▶ _THE PROBLEM_: Retype the data that follows with no alterations, please.
(DATA PROVIDED)
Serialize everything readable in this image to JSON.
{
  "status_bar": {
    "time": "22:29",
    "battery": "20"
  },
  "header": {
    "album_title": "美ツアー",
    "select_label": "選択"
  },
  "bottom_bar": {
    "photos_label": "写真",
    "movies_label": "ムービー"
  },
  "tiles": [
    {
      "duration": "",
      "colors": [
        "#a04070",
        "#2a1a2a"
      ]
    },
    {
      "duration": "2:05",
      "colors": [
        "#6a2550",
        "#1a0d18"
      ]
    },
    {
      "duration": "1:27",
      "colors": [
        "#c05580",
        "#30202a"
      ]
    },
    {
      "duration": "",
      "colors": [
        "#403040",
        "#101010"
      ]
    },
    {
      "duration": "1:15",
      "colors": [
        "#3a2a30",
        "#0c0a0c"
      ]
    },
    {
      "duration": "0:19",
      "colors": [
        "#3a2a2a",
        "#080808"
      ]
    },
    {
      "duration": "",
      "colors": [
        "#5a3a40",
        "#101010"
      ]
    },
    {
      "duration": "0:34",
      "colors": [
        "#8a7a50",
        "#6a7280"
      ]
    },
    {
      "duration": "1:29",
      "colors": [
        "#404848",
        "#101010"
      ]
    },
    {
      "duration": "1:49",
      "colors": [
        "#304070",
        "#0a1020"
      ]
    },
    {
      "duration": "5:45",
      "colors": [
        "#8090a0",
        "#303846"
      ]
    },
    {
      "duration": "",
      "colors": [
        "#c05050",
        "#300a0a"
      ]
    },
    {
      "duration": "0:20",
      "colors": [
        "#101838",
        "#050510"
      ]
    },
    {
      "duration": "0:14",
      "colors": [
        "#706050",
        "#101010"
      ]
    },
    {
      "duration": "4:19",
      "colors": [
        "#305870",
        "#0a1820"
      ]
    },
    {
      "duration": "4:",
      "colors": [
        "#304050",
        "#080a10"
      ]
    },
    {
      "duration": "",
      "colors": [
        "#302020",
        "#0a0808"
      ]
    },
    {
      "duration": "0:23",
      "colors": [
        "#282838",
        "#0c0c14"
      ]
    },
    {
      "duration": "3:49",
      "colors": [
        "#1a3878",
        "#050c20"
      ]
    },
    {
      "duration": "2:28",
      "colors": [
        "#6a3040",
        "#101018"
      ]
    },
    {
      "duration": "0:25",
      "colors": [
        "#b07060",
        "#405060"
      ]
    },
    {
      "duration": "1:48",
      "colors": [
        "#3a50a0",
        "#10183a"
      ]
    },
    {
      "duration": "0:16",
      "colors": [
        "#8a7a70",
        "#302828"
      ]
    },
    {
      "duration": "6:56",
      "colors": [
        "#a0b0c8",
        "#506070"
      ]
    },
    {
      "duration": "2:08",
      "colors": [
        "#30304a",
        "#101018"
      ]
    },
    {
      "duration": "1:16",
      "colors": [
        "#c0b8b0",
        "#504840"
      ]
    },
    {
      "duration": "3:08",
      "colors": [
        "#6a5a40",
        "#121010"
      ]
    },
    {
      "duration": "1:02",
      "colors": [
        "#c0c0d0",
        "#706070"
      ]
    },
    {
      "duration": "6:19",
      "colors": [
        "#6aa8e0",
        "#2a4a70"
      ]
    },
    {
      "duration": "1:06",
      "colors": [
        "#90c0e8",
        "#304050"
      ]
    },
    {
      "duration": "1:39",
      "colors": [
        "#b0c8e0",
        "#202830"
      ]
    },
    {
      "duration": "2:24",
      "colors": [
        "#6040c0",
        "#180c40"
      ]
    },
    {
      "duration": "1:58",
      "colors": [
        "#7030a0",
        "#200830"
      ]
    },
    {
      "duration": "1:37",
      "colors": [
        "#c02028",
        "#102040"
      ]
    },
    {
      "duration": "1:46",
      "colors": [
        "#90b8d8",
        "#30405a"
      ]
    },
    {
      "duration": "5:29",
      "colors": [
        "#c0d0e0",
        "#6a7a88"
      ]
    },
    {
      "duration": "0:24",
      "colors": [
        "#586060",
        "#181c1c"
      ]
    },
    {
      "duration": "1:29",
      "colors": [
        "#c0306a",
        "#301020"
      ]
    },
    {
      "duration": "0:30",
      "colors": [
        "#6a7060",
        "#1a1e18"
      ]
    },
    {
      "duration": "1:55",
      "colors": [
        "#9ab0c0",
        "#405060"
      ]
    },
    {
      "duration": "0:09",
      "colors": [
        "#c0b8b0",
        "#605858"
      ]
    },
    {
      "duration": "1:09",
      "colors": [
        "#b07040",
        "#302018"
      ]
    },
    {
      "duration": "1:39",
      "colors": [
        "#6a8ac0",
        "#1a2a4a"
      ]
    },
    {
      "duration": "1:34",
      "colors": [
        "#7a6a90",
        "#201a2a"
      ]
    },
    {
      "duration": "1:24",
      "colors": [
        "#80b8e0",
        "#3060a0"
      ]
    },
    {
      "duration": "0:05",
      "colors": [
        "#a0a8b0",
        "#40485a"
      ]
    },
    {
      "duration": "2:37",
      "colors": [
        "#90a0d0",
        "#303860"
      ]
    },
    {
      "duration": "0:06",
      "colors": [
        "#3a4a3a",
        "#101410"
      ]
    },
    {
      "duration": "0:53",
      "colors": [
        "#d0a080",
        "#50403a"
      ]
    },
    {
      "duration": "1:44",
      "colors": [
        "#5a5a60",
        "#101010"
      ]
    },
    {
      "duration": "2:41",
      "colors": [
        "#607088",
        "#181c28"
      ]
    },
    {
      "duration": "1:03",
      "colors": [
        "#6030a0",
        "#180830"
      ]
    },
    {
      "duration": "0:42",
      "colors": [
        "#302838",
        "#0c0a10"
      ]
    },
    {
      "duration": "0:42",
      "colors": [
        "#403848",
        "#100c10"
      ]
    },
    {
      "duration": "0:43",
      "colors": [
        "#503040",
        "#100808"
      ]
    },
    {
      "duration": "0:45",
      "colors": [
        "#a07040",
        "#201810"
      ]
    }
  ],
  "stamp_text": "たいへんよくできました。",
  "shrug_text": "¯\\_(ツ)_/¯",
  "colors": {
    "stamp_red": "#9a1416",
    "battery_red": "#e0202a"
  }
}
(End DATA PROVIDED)
▶ _EXPECTED ANSWER_:
Serialize everything readable in this image to JSON.
{
  "status_bar": {
    "time": "22:29",
    "battery": "20"
  },
  "header": {
    "album_title": "美ツアー",
    "select_label": "選択"
  },
  "bottom_bar": {
    "photos_label": "写真",
    "movies_label": "ムービー"
  },
  "tiles": [
    {
      "duration": "",
      "colors": [
        "#a04070",
        "#2a1a2a"
      ]
    },
    {
      "duration": "2:05",
      "colors": [
        "#6a2550",
        "#1a0d18"
      ]
    },
    {
      "duration": "1:27",
      "colors": [
        "#c05580",
        "#30202a"
      ]
    },
    {
      "duration": "",
      "colors": [
        "#403040",
        "#101010"
      ]
    },
    {
      "duration": "1:15",
      "colors": [
        "#3a2a30",
        "#0c0a0c"
      ]
    },
    {
      "duration": "0:19",
      "colors": [
        "#3a2a2a",
        "#080808"
      ]
    },
    {
      "duration": "",
      "colors": [
        "#5a3a40",
        "#101010"
      ]
    },
    {
      "duration": "0:34",
      "colors": [
        "#8a7a50",
        "#6a7280"
      ]
    },
    {
      "duration": "1:29",
      "colors": [
        "#404848",
        "#101010"
      ]
    },
    {
      "duration": "1:49",
      "colors": [
        "#304070",
        "#0a1020"
      ]
    },
    {
      "duration": "5:45",
      "colors": [
        "#8090a0",
        "#303846"
      ]
    },
    {
      "duration": "",
      "colors": [
        "#c05050",
        "#300a0a"
      ]
    },
    {
      "duration": "0:20",
      "colors": [
        "#101838",
        "#050510"
      ]
    },
    {
      "duration": "0:14",
      "colors": [
        "#706050",
        "#101010"
      ]
    },
    {
      "duration": "4:19",
      "colors": [
        "#305870",
        "#0a1820"
      ]
    },
    {
      "duration": "4:",
      "colors": [
        "#304050",
        "#080a10"
      ]
    },
    {
      "duration": "",
      "colors": [
        "#302020",
        "#0a0808"
      ]
    },
    {
      "duration": "0:23",
      "colors": [
        "#282838",
        "#0c0c14"
      ]
    },
    {
      "duration": "3:49",
      "colors": [
        "#1a3878",
        "#050c20"
      ]
    },
    {
      "duration": "2:28",
      "colors": [
        "#6a3040",
        "#101018"
      ]
    },
    {
      "duration": "0:25",
      "colors": [
        "#b07060",
        "#405060"
      ]
    },
    {
      "duration": "1:48",
      "colors": [
        "#3a50a0",
        "#10183a"
      ]
    },
    {
      "duration": "0:16",
      "colors": [
        "#8a7a70",
        "#302828"
      ]
    },
    {
      "duration": "6:56",
      "colors": [
        "#a0b0c8",
        "#506070"
      ]
    },
    {
      "duration": "2:08",
      "colors": [
        "#30304a",
        "#101018"
      ]
    },
    {
      "duration": "1:16",
      "colors": [
        "#c0b8b0",
        "#504840"
      ]
    },
    {
      "duration": "3:08",
      "colors": [
        "#6a5a40",
        "#121010"
      ]
    },
    {
      "duration": "1:02",
      "colors": [
        "#c0c0d0",
        "#706070"
      ]
    },
    {
      "duration": "6:19",
      "colors": [
        "#6aa8e0",
        "#2a4a70"
      ]
    },
    {
      "duration": "1:06",
      "colors": [
        "#90c0e8",
        "#304050"
      ]
    },
    {
      "duration": "1:39",
      "colors": [
        "#b0c8e0",
        "#202830"
      ]
    },
    {
      "duration": "2:24",
      "colors": [
        "#6040c0",
        "#180c40"
      ]
    },
    {
      "duration": "1:58",
      "colors": [
        "#7030a0",
        "#200830"
      ]
    },
    {
      "duration": "1:37",
      "colors": [
        "#c02028",
        "#102040"
      ]
    },
    {
      "duration": "1:46",
      "colors": [
        "#90b8d8",
        "#30405a"
      ]
    },
    {
      "duration": "5:29",
      "colors": [
        "#c0d0e0",
        "#6a7a88"
      ]
    },
    {
      "duration": "0:24",
      "colors": [
        "#586060",
        "#181c1c"
      ]
    },
    {
      "duration": "1:29",
      "colors": [
        "#c0306a",
        "#301020"
      ]
    },
    {
      "duration": "0:30",
      "colors": [
        "#6a7060",
        "#1a1e18"
      ]
    },
    {
      "duration": "1:55",
      "colors": [
        "#9ab0c0",
        "#405060"
      ]
    },
    {
      "duration": "0:09",
      "colors": [
        "#c0b8b0",
        "#605858"
      ]
    },
    {
      "duration": "1:09",
      "colors": [
        "#b07040",
        "#302018"
      ]
    },
    {
      "duration": "1:39",
      "colors": [
        "#6a8ac0",
        "#1a2a4a"
      ]
    },
    {
      "duration": "1:34",
      "colors": [
        "#7a6a90",
        "#201a2a"
      ]
    },
    {
      "duration": "1:24",
      "colors": [
        "#80b8e0",
        "#3060a0"
      ]
    },
    {
      "duration": "0:05",
      "colors": [
        "#a0a8b0",
        "#40485a"
      ]
    },
    {
      "duration": "2:37",
      "colors": [
        "#90a0d0",
        "#303860"
      ]
    },
    {
      "duration": "0:06",
      "colors": [
        "#3a4a3a",
        "#101410"
      ]
    },
    {
      "duration": "0:53",
      "colors": [
        "#d0a080",
        "#50403a"
      ]
    },
    {
      "duration": "1:44",
      "colors": [
        "#5a5a60",
        "#101010"
      ]
    },
    {
      "duration": "2:41",
      "colors": [
        "#607088",
        "#181c28"
      ]
    },
    {
      "duration": "1:03",
      "colors": [
        "#6030a0",
        "#180830"
      ]
    },
    {
      "duration": "0:42",
      "colors": [
        "#302838",
        "#0c0a10"
      ]
    },
    {
      "duration": "0:42",
      "colors": [
        "#403848",
        "#100c10"
      ]
    },
    {
      "duration": "0:43",
      "colors": [
        "#503040",
        "#100808"
      ]
    },
    {
      "duration": "0:45",
      "colors": [
        "#a07040",
        "#201810"
      ]
    }
  ],
  "stamp_text": "たいへんよくできました。",
  "shrug_text": "¯\\_(ツ)_/¯",
  "colors": {
    "stamp_red": "#9a1416",
    "battery_red": "#e0202a"
  }
}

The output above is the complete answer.